WORK TO BE COMPLETED
Return all the entries below exactly, except for the images they hold.

Collected data entries:
┄┄┄┄┄┄

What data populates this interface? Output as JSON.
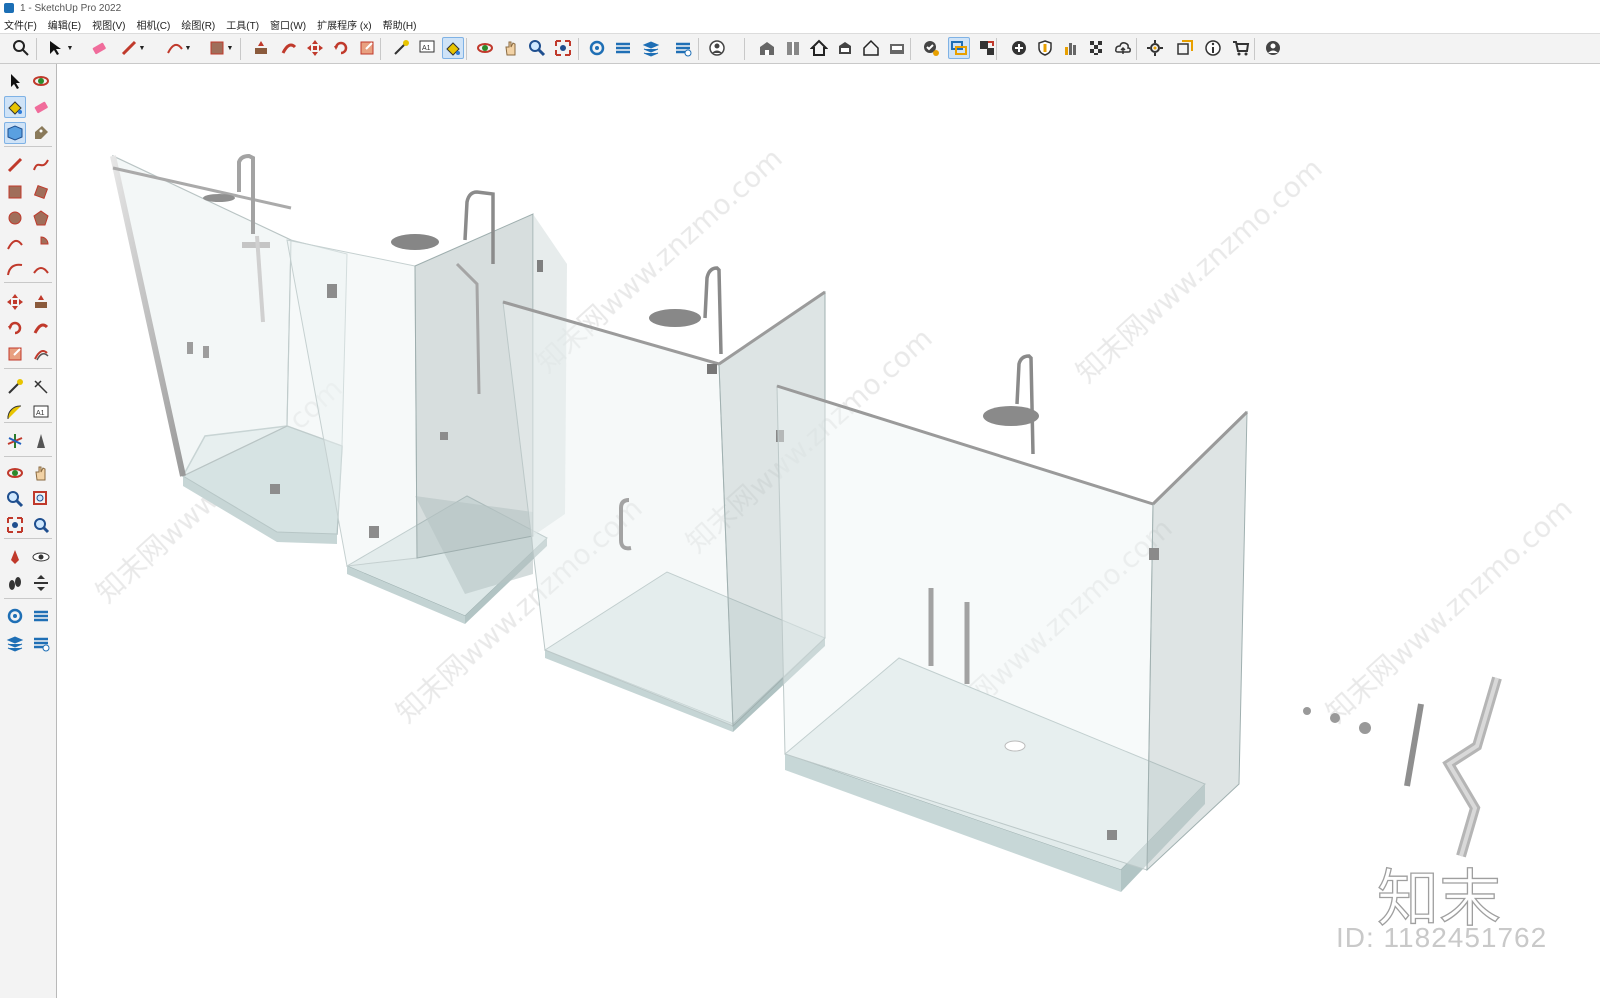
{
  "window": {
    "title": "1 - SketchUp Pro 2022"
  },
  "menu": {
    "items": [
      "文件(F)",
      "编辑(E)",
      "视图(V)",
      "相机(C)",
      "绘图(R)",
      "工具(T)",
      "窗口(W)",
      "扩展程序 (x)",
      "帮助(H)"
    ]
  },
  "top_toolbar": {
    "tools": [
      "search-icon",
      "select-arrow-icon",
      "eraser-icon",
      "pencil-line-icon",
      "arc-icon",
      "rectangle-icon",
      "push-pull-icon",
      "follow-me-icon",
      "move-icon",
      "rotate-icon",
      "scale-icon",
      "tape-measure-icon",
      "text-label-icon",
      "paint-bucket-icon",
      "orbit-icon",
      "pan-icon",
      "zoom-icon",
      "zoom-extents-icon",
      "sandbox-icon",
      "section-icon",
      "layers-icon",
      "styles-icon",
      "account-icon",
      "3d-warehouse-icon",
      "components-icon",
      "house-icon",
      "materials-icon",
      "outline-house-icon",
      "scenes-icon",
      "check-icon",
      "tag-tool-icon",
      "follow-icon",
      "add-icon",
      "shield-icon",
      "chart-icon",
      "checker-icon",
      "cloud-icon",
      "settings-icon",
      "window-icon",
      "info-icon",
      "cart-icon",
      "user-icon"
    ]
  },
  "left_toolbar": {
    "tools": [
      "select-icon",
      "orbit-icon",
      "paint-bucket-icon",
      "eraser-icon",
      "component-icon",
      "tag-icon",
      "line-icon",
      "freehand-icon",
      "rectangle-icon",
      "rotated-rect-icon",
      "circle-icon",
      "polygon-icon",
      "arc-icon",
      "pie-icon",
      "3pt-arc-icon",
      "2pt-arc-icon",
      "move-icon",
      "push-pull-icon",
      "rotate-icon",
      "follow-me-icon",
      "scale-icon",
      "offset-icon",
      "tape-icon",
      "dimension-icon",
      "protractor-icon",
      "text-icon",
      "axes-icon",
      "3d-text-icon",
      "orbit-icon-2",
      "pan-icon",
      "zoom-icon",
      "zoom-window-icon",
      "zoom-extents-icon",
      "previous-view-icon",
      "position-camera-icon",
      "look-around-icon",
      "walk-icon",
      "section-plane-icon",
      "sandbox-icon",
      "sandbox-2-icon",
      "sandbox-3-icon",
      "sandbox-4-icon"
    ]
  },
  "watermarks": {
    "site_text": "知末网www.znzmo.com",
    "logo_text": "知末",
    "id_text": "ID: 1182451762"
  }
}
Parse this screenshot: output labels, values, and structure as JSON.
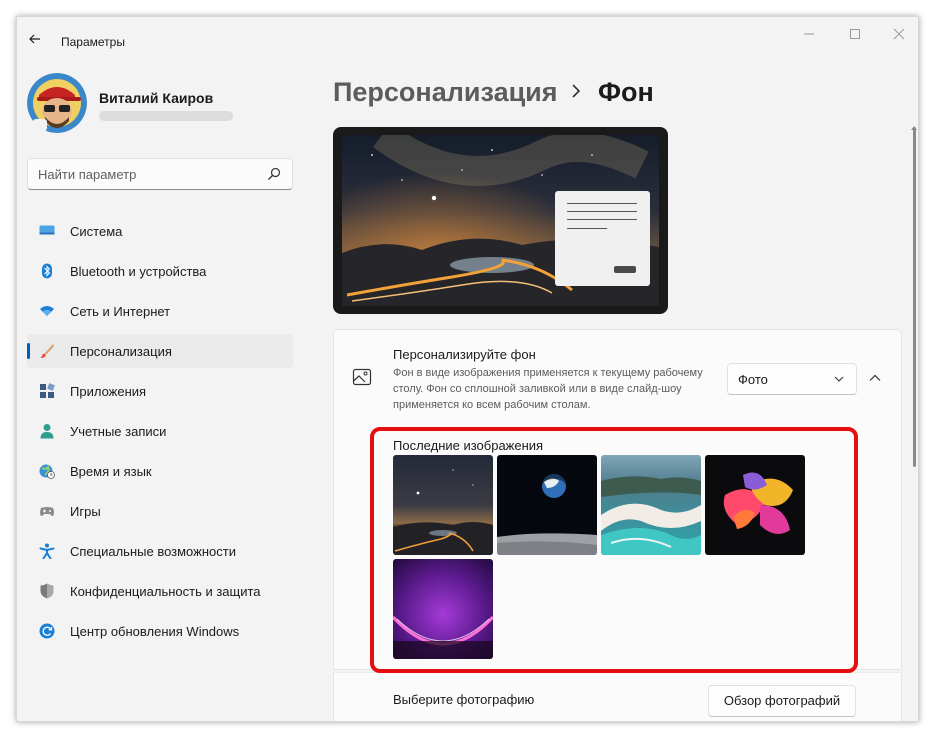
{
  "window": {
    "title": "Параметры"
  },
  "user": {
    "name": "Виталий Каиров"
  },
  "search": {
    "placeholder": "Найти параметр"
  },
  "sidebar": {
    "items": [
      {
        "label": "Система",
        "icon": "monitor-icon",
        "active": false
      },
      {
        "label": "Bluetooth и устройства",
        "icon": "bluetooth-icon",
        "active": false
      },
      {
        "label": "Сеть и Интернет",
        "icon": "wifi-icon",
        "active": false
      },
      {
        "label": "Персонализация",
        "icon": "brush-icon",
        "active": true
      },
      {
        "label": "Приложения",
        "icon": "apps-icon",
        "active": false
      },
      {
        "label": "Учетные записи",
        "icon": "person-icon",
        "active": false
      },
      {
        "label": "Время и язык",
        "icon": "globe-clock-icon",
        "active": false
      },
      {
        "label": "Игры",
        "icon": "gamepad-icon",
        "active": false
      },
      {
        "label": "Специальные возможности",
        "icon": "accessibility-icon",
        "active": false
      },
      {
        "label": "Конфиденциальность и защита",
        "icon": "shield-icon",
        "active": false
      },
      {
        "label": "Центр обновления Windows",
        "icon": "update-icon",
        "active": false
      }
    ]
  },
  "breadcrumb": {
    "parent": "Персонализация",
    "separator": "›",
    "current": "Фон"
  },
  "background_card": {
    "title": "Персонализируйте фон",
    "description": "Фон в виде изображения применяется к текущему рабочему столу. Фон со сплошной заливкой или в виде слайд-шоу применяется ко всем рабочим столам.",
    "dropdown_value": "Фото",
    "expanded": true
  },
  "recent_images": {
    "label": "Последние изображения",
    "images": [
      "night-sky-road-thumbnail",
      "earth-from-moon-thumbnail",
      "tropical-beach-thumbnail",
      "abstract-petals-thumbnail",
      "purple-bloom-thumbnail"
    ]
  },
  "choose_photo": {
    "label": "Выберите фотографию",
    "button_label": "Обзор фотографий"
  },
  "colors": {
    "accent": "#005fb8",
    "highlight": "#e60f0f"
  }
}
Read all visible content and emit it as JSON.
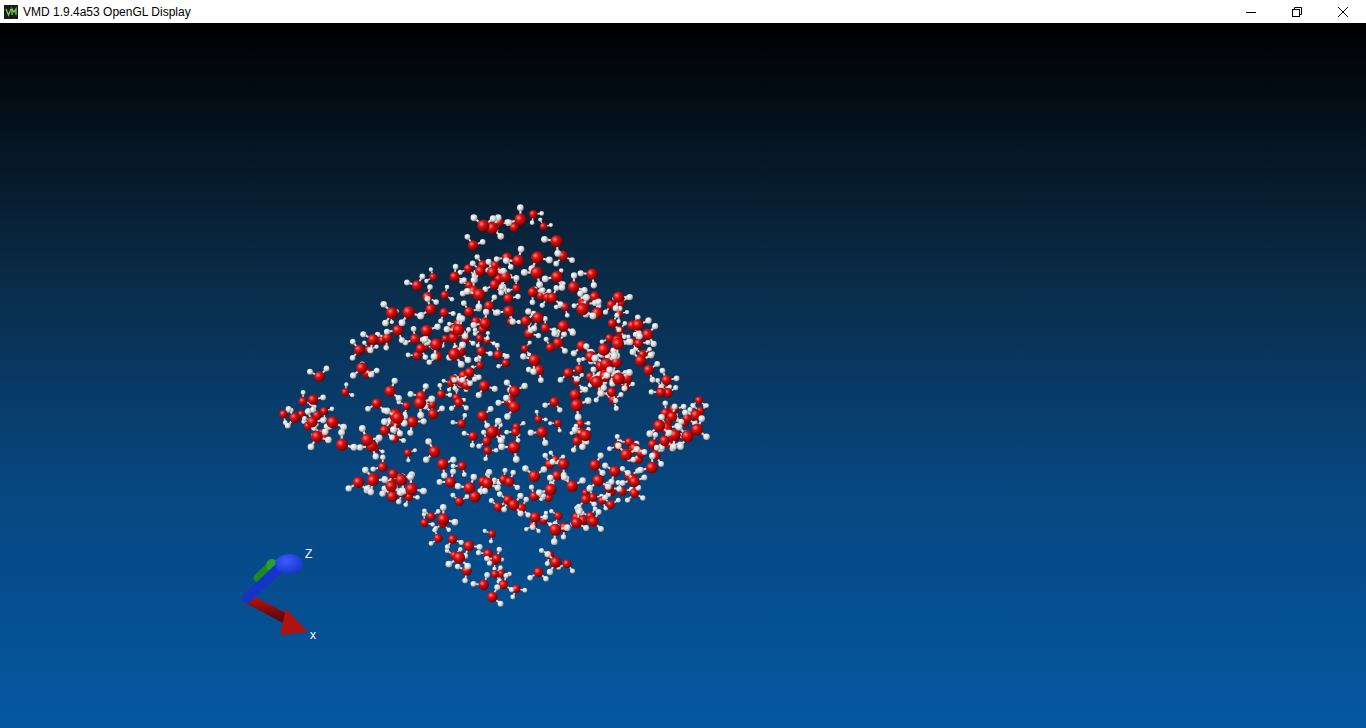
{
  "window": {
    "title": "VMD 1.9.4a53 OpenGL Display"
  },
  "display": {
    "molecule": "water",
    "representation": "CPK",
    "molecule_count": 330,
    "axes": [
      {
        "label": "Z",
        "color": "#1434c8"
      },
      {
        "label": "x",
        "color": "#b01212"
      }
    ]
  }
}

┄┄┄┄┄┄

SOLUTION
What data populates this interface? Output as JSON.
{
  "window": {
    "title": "1 - SketchUp Pro 2022"
  },
  "menu": {
    "items": [
      "文件(F)",
      "编辑(E)",
      "视图(V)",
      "相机(C)",
      "绘图(R)",
      "工具(T)",
      "窗口(W)",
      "扩展程序 (x)",
      "帮助(H)"
    ]
  },
  "top_toolbar": {
    "tools": [
      "search-icon",
      "select-arrow-icon",
      "eraser-icon",
      "pencil-line-icon",
      "arc-icon",
      "rectangle-icon",
      "push-pull-icon",
      "follow-me-icon",
      "move-icon",
      "rotate-icon",
      "scale-icon",
      "tape-measure-icon",
      "text-label-icon",
      "paint-bucket-icon",
      "orbit-icon",
      "pan-icon",
      "zoom-icon",
      "zoom-extents-icon",
      "sandbox-icon",
      "section-icon",
      "layers-icon",
      "styles-icon",
      "account-icon",
      "3d-warehouse-icon",
      "components-icon",
      "house-icon",
      "materials-icon",
      "outline-house-icon",
      "scenes-icon",
      "check-icon",
      "tag-tool-icon",
      "follow-icon",
      "add-icon",
      "shield-icon",
      "chart-icon",
      "checker-icon",
      "cloud-icon",
      "settings-icon",
      "window-icon",
      "info-icon",
      "cart-icon",
      "user-icon"
    ]
  },
  "left_toolbar": {
    "tools": [
      "select-icon",
      "orbit-icon",
      "paint-bucket-icon",
      "eraser-icon",
      "component-icon",
      "tag-icon",
      "line-icon",
      "freehand-icon",
      "rectangle-icon",
      "rotated-rect-icon",
      "circle-icon",
      "polygon-icon",
      "arc-icon",
      "pie-icon",
      "3pt-arc-icon",
      "2pt-arc-icon",
      "move-icon",
      "push-pull-icon",
      "rotate-icon",
      "follow-me-icon",
      "scale-icon",
      "offset-icon",
      "tape-icon",
      "dimension-icon",
      "protractor-icon",
      "text-icon",
      "axes-icon",
      "3d-text-icon",
      "orbit-icon-2",
      "pan-icon",
      "zoom-icon",
      "zoom-window-icon",
      "zoom-extents-icon",
      "previous-view-icon",
      "position-camera-icon",
      "look-around-icon",
      "walk-icon",
      "section-plane-icon",
      "sandbox-icon",
      "sandbox-2-icon",
      "sandbox-3-icon",
      "sandbox-4-icon"
    ]
  },
  "watermarks": {
    "site_text": "知末网www.znzmo.com",
    "logo_text": "知末",
    "id_text": "ID: 1182451762"
  }
}
Parse this screenshot: output labels, values, and structure as JSON.
{
  "window": {
    "title": "Параметры"
  },
  "user": {
    "name": "Виталий Каиров"
  },
  "search": {
    "placeholder": "Найти параметр"
  },
  "sidebar": {
    "items": [
      {
        "label": "Система",
        "icon": "monitor-icon",
        "active": false
      },
      {
        "label": "Bluetooth и устройства",
        "icon": "bluetooth-icon",
        "active": false
      },
      {
        "label": "Сеть и Интернет",
        "icon": "wifi-icon",
        "active": false
      },
      {
        "label": "Персонализация",
        "icon": "brush-icon",
        "active": true
      },
      {
        "label": "Приложения",
        "icon": "apps-icon",
        "active": false
      },
      {
        "label": "Учетные записи",
        "icon": "person-icon",
        "active": false
      },
      {
        "label": "Время и язык",
        "icon": "globe-clock-icon",
        "active": false
      },
      {
        "label": "Игры",
        "icon": "gamepad-icon",
        "active": false
      },
      {
        "label": "Специальные возможности",
        "icon": "accessibility-icon",
        "active": false
      },
      {
        "label": "Конфиденциальность и защита",
        "icon": "shield-icon",
        "active": false
      },
      {
        "label": "Центр обновления Windows",
        "icon": "update-icon",
        "active": false
      }
    ]
  },
  "breadcrumb": {
    "parent": "Персонализация",
    "separator": "›",
    "current": "Фон"
  },
  "background_card": {
    "title": "Персонализируйте фон",
    "description": "Фон в виде изображения применяется к текущему рабочему столу. Фон со сплошной заливкой или в виде слайд-шоу применяется ко всем рабочим столам.",
    "dropdown_value": "Фото",
    "expanded": true
  },
  "recent_images": {
    "label": "Последние изображения",
    "images": [
      "night-sky-road-thumbnail",
      "earth-from-moon-thumbnail",
      "tropical-beach-thumbnail",
      "abstract-petals-thumbnail",
      "purple-bloom-thumbnail"
    ]
  },
  "choose_photo": {
    "label": "Выберите фотографию",
    "button_label": "Обзор фотографий"
  },
  "colors": {
    "accent": "#005fb8",
    "highlight": "#e60f0f"
  }
}
Read all visible content and emit it as JSON.
{
  "window": {
    "title": "VMD 1.9.4a53 OpenGL Display"
  },
  "display": {
    "molecule": "water",
    "representation": "CPK",
    "molecule_count": 330,
    "axes": [
      {
        "label": "Z",
        "color": "#1434c8"
      },
      {
        "label": "x",
        "color": "#b01212"
      }
    ]
  }
}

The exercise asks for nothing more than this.